As noted by Gill and Johnston,9 evaluating disparities in access is not straight forward because there are many interactions between health service, geographic locations, ethnicity, and biological factors. The question of how to provide fair and equitable access to a kidney transplant is therefore complex particularly given the increasing demand for transplants and the need to balance efficiency and equity. It is therefore imperative that the evaluation of practice changes, such as the use of telehealth in the VA centralized system, consider not only efficiency but also the extent to which the intervention redresses, minimizes, or exacerbates inequities. This in turn requires consideration of all steps of transplantation from evaluation for waitlisting to the allocation of donor organs.
1. Vamos EP, Novak M, Mucsi I. Non-medical factors influencing access to renal transplantation. Int Urol Nephrol
2. Browne T, Amamoo A, Patzer RE, et al. Everybody needs a cheerleader to get a kidney transplant: a qualitative study of the patient barriers and facilitators to kidney transplantation in the Southeastern United States. BMC Nephrol
3. Grace BS, Clayton P, Cass A, et al. Socio-economic status and incidence of renal replacement therapy: a registry study of Australian patients. Nephrol Dial Transplant
4. Patzer RE, Plantinga L, Krisher J, et al. Dialysis facility and network factors associated with low kidney transplantation rates among United States dialysis facilities. Am J Transplant
5. Forbes RC, Rybacki DB, Johnson TB, et al. A cost comparison for telehealth utilization in the kidney transplant waitlist evaluation process. Transplantation
6. Gill JS, Hussain S, Rose C, et al. Access to kidney transplantation among patients insured by the United States Department of Veterans Affairs. J Am Soc Nephrol
7. Yeates KE, Cass A, Sequist TD, et al. Indigenous people in Australia, Canada, New Zealand and the United States are less likely to receive renal transplantation.
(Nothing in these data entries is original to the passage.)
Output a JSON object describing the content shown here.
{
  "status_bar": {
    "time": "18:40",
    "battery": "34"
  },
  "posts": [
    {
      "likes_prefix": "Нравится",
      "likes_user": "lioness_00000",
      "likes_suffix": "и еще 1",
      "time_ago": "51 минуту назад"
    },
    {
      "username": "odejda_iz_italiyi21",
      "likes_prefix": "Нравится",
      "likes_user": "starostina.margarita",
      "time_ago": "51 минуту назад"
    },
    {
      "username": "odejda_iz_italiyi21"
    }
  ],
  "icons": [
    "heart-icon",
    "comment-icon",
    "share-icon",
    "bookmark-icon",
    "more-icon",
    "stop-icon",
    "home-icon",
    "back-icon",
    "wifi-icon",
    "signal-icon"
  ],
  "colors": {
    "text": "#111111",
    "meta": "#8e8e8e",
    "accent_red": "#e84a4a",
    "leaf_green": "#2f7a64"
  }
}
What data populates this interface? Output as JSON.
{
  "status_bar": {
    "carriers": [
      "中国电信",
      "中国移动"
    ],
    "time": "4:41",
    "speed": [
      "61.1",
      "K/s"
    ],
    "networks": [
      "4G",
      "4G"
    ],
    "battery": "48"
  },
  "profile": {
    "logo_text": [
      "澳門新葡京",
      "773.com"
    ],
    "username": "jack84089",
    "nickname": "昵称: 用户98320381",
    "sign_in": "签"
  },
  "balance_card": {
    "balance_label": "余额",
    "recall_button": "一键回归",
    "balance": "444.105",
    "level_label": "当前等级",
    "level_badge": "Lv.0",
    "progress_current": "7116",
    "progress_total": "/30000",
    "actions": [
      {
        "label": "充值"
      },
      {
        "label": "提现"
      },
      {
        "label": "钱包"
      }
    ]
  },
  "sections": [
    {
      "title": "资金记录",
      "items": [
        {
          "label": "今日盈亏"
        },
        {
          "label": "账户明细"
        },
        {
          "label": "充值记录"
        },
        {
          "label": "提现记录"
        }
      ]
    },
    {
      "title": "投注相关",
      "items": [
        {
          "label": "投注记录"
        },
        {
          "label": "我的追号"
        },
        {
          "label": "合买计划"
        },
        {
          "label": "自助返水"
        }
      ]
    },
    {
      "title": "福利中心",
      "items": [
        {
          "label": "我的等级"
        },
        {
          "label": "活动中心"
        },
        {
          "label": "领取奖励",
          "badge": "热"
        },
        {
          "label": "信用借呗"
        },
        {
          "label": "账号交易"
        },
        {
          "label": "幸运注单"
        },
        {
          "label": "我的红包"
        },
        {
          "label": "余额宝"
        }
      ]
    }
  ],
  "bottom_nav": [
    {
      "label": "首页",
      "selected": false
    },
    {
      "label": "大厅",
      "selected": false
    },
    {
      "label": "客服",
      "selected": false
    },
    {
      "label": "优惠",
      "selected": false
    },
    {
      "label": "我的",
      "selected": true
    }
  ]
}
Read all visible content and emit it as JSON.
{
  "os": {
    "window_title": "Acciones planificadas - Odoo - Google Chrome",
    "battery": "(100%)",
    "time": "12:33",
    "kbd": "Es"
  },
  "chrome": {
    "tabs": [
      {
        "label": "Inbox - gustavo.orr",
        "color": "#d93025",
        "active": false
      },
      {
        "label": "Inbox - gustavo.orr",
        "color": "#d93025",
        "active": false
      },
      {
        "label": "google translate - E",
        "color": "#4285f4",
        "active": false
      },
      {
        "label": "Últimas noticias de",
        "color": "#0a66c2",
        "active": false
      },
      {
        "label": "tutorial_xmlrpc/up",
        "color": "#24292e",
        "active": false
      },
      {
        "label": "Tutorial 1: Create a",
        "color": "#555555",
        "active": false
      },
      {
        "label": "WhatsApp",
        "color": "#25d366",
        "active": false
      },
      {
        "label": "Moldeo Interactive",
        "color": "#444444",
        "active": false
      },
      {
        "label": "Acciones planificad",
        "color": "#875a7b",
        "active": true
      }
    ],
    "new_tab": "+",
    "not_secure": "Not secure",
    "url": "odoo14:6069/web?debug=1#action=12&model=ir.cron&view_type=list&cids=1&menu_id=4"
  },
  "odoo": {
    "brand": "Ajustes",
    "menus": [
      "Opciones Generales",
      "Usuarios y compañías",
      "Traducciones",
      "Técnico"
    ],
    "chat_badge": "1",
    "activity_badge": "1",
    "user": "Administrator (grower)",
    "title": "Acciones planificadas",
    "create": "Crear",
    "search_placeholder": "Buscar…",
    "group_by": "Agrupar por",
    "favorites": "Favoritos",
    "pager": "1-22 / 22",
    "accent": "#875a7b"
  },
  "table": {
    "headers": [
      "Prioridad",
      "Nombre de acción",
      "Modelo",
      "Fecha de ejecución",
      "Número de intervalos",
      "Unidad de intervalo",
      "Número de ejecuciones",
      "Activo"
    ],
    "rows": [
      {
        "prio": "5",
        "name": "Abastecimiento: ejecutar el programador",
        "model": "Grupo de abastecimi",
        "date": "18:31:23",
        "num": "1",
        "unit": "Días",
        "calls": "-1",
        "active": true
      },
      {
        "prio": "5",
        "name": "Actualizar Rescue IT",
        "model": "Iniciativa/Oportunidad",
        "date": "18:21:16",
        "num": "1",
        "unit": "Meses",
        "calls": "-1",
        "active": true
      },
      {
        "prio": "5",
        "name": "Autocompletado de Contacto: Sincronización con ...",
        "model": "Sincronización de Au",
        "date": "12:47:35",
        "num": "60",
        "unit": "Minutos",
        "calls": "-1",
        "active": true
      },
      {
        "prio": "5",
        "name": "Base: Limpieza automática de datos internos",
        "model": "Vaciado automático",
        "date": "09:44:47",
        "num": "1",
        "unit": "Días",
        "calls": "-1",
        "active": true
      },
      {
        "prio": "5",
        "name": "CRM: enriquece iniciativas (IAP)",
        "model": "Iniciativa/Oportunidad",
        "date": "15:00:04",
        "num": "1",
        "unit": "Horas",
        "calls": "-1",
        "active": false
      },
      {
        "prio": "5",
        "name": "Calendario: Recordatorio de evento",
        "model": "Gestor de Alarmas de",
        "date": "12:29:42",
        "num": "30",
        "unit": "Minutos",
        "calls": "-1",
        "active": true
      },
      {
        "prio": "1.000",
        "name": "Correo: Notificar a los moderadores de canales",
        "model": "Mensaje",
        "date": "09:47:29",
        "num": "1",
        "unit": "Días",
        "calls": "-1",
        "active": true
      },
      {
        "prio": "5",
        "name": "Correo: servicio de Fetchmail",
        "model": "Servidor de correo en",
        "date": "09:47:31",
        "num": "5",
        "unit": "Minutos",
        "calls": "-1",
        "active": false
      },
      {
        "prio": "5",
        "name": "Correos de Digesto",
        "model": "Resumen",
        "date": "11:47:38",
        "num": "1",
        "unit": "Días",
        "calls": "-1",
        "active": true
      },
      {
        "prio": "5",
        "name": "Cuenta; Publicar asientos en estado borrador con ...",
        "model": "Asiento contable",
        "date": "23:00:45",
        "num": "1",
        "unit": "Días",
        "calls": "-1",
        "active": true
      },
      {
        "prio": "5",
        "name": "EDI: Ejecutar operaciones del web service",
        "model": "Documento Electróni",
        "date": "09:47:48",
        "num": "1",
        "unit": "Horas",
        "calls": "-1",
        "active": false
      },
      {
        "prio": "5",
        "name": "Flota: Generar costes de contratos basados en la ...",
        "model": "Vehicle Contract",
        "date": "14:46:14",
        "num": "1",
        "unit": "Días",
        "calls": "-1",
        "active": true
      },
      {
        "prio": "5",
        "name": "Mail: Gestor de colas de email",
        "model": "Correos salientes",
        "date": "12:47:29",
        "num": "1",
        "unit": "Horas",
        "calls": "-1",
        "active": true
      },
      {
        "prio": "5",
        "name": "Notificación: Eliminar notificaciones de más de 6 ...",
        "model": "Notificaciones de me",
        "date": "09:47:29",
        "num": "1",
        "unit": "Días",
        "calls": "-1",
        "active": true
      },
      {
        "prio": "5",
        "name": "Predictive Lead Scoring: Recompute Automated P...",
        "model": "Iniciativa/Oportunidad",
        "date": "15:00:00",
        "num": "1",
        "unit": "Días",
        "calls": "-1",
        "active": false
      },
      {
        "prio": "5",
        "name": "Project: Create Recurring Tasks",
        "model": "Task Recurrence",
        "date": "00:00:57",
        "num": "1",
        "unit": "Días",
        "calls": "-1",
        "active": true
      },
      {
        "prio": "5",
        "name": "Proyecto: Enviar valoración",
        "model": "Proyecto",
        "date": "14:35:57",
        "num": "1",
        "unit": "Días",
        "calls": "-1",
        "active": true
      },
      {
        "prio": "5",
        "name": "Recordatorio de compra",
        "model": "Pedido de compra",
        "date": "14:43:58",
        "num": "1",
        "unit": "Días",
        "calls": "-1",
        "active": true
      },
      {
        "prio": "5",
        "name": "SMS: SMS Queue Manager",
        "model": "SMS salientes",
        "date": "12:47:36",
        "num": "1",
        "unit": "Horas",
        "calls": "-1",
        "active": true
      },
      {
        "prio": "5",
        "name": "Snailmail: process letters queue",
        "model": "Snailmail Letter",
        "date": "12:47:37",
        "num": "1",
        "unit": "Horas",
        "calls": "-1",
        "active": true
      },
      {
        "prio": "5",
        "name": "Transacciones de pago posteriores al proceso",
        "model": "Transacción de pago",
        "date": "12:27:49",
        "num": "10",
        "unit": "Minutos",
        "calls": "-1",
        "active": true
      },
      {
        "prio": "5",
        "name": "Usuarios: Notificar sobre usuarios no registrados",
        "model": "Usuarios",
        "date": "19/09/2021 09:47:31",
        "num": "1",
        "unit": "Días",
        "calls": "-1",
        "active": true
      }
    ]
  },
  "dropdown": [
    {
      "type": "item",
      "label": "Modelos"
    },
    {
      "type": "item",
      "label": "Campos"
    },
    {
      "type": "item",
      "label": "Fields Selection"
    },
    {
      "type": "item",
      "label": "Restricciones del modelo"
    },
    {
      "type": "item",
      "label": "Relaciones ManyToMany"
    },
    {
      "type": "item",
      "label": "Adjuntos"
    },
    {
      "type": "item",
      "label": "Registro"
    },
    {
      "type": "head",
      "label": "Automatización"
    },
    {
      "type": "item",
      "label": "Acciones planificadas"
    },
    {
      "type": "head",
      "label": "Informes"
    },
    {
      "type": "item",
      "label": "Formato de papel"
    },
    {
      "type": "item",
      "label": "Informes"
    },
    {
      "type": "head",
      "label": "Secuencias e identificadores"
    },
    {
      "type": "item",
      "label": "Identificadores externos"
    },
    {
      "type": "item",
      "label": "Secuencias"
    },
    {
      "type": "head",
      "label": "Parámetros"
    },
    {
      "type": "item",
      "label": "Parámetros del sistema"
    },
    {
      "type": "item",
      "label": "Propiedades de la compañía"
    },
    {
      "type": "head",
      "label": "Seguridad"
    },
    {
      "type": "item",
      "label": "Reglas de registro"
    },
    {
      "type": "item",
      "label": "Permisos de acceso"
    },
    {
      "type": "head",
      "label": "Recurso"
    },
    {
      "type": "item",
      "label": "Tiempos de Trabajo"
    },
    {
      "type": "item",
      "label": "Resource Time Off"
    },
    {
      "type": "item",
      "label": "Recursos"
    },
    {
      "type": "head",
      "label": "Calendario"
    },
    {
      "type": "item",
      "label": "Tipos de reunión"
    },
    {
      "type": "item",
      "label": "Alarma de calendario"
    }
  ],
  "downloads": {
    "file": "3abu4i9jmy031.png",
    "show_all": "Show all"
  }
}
Kidney Int
8. Mohandas R, Casey MJ, Cook RL, et al. Racial and socioeconomic disparities in the allocation of expanded criteria donor kidneys. Clin J Am Soc Nephrol
9. Gill JS, Johnston O. Access to kidney transplantation: the limitations of our current understanding. J Nephrol